Instructions for the task: Print out every record exactly as it appears.

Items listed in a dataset
-------------------------
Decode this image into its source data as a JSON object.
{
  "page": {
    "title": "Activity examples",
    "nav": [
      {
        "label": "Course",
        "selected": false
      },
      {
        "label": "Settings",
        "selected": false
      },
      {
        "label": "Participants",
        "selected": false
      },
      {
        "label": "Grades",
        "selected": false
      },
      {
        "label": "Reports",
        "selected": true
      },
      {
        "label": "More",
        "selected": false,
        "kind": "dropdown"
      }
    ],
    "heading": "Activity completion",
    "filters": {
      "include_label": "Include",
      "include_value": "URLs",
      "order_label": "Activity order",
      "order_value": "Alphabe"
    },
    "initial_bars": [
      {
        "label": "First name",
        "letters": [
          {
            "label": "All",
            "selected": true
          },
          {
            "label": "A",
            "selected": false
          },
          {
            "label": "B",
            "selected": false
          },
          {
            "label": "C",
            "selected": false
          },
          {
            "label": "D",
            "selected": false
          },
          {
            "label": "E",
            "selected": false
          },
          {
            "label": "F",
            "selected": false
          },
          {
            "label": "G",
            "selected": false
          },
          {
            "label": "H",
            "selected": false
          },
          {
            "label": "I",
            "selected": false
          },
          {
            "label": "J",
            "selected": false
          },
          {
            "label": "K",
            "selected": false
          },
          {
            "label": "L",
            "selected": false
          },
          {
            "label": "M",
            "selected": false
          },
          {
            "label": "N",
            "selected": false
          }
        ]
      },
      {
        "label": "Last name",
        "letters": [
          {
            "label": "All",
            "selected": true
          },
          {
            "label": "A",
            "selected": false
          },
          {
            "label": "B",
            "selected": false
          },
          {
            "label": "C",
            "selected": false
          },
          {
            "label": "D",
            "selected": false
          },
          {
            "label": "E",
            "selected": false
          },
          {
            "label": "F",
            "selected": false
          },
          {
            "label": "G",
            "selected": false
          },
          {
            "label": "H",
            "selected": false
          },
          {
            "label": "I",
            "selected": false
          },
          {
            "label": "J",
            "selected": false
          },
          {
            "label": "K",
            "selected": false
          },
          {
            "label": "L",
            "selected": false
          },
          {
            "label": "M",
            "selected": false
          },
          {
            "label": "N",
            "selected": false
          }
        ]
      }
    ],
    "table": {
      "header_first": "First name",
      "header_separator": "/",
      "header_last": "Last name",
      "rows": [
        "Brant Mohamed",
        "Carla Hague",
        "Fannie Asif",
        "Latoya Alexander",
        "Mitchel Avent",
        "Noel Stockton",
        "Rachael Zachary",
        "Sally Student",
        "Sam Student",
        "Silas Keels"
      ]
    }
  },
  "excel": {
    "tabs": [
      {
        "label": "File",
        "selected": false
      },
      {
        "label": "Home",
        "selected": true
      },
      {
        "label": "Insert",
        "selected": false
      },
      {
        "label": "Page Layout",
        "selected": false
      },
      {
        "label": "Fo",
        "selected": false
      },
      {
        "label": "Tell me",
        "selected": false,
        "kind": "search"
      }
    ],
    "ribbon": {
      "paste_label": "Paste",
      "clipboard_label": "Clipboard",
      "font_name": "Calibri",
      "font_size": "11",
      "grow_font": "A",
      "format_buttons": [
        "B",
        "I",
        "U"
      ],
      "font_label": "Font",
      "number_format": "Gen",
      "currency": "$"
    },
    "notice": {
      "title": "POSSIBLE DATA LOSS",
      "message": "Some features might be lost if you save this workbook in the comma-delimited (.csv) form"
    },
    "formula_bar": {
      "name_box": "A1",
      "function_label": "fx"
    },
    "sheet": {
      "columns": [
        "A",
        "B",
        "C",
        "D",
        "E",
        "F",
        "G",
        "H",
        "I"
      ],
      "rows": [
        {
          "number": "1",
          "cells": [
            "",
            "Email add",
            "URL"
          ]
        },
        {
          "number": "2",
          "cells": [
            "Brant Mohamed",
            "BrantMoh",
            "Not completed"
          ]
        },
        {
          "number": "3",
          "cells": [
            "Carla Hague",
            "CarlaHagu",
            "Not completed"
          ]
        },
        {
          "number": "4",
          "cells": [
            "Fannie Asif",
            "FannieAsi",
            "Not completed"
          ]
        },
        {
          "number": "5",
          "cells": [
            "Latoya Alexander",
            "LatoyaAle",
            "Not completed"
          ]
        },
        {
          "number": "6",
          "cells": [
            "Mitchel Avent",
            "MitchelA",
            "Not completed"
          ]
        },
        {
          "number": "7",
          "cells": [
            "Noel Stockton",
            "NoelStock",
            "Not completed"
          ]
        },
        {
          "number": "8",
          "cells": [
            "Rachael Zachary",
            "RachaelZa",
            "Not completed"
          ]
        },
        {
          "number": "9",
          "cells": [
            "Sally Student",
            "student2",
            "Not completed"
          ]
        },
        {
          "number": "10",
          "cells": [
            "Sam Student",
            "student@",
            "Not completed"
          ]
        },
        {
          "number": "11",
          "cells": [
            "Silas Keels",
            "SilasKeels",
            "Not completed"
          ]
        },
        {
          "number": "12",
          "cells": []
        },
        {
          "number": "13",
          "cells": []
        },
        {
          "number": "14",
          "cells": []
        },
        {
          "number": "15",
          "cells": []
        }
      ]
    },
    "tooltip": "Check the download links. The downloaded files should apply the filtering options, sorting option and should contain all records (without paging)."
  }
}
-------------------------
Answer space:
Decode this image into its source data as a JSON object.
{
  "page": {
    "title": "Activity examples",
    "nav": [
      {
        "label": "Course",
        "selected": false
      },
      {
        "label": "Settings",
        "selected": false
      },
      {
        "label": "Participants",
        "selected": false
      },
      {
        "label": "Grades",
        "selected": false
      },
      {
        "label": "Reports",
        "selected": true
      },
      {
        "label": "More",
        "selected": false,
        "kind": "dropdown"
      }
    ],
    "heading": "Activity completion",
    "filters": {
      "include_label": "Include",
      "include_value": "URLs",
      "order_label": "Activity order",
      "order_value": "Alphabe"
    },
    "initial_bars": [
      {
        "label": "First name",
        "letters": [
          {
            "label": "All",
            "selected": true
          },
          {
            "label": "A",
            "selected": false
          },
          {
            "label": "B",
            "selected": false
          },
          {
            "label": "C",
            "selected": false
          },
          {
            "label": "D",
            "selected": false
          },
          {
            "label": "E",
            "selected": false
          },
          {
            "label": "F",
            "selected": false
          },
          {
            "label": "G",
            "selected": false
          },
          {
            "label": "H",
            "selected": false
          },
          {
            "label": "I",
            "selected": false
          },
          {
            "label": "J",
            "selected": false
          },
          {
            "label": "K",
            "selected": false
          },
          {
            "label": "L",
            "selected": false
          },
          {
            "label": "M",
            "selected": false
          },
          {
            "label": "N",
            "selected": false
          }
        ]
      },
      {
        "label": "Last name",
        "letters": [
          {
            "label": "All",
            "selected": true
          },
          {
            "label": "A",
            "selected": false
          },
          {
            "label": "B",
            "selected": false
          },
          {
            "label": "C",
            "selected": false
          },
          {
            "label": "D",
            "selected": false
          },
          {
            "label": "E",
            "selected": false
          },
          {
            "label": "F",
            "selected": false
          },
          {
            "label": "G",
            "selected": false
          },
          {
            "label": "H",
            "selected": false
          },
          {
            "label": "I",
            "selected": false
          },
          {
            "label": "J",
            "selected": false
          },
          {
            "label": "K",
            "selected": false
          },
          {
            "label": "L",
            "selected": false
          },
          {
            "label": "M",
            "selected": false
          },
          {
            "label": "N",
            "selected": false
          }
        ]
      }
    ],
    "table": {
      "header_first": "First name",
      "header_separator": "/",
      "header_last": "Last name",
      "rows": [
        "Brant Mohamed",
        "Carla Hague",
        "Fannie Asif",
        "Latoya Alexander",
        "Mitchel Avent",
        "Noel Stockton",
        "Rachael Zachary",
        "Sally Student",
        "Sam Student",
        "Silas Keels"
      ]
    }
  },
  "excel": {
    "tabs": [
      {
        "label": "File",
        "selected": false
      },
      {
        "label": "Home",
        "selected": true
      },
      {
        "label": "Insert",
        "selected": false
      },
      {
        "label": "Page Layout",
        "selected": false
      },
      {
        "label": "Fo",
        "selected": false
      },
      {
        "label": "Tell me",
        "selected": false,
        "kind": "search"
      }
    ],
    "ribbon": {
      "paste_label": "Paste",
      "clipboard_label": "Clipboard",
      "font_name": "Calibri",
      "font_size": "11",
      "grow_font": "A",
      "format_buttons": [
        "B",
        "I",
        "U"
      ],
      "font_label": "Font",
      "number_format": "Gen",
      "currency": "$"
    },
    "notice": {
      "title": "POSSIBLE DATA LOSS",
      "message": "Some features might be lost if you save this workbook in the comma-delimited (.csv) form"
    },
    "formula_bar": {
      "name_box": "A1",
      "function_label": "fx"
    },
    "sheet": {
      "columns": [
        "A",
        "B",
        "C",
        "D",
        "E",
        "F",
        "G",
        "H",
        "I"
      ],
      "rows": [
        {
          "number": "1",
          "cells": [
            "",
            "Email add",
            "URL"
          ]
        },
        {
          "number": "2",
          "cells": [
            "Brant Mohamed",
            "BrantMoh",
            "Not completed"
          ]
        },
        {
          "number": "3",
          "cells": [
            "Carla Hague",
            "CarlaHagu",
            "Not completed"
          ]
        },
        {
          "number": "4",
          "cells": [
            "Fannie Asif",
            "FannieAsi",
            "Not completed"
          ]
        },
        {
          "number": "5",
          "cells": [
            "Latoya Alexander",
            "LatoyaAle",
            "Not completed"
          ]
        },
        {
          "number": "6",
          "cells": [
            "Mitchel Avent",
            "MitchelA",
            "Not completed"
          ]
        },
        {
          "number": "7",
          "cells": [
            "Noel Stockton",
            "NoelStock",
            "Not completed"
          ]
        },
        {
          "number": "8",
          "cells": [
            "Rachael Zachary",
            "RachaelZa",
            "Not completed"
          ]
        },
        {
          "number": "9",
          "cells": [
            "Sally Student",
            "student2",
            "Not completed"
          ]
        },
        {
          "number": "10",
          "cells": [
            "Sam Student",
            "student@",
            "Not completed"
          ]
        },
        {
          "number": "11",
          "cells": [
            "Silas Keels",
            "SilasKeels",
            "Not completed"
          ]
        },
        {
          "number": "12",
          "cells": []
        },
        {
          "number": "13",
          "cells": []
        },
        {
          "number": "14",
          "cells": []
        },
        {
          "number": "15",
          "cells": []
        }
      ]
    },
    "tooltip": "Check the download links. The downloaded files should apply the filtering options, sorting option and should contain all records (without paging)."
  }
}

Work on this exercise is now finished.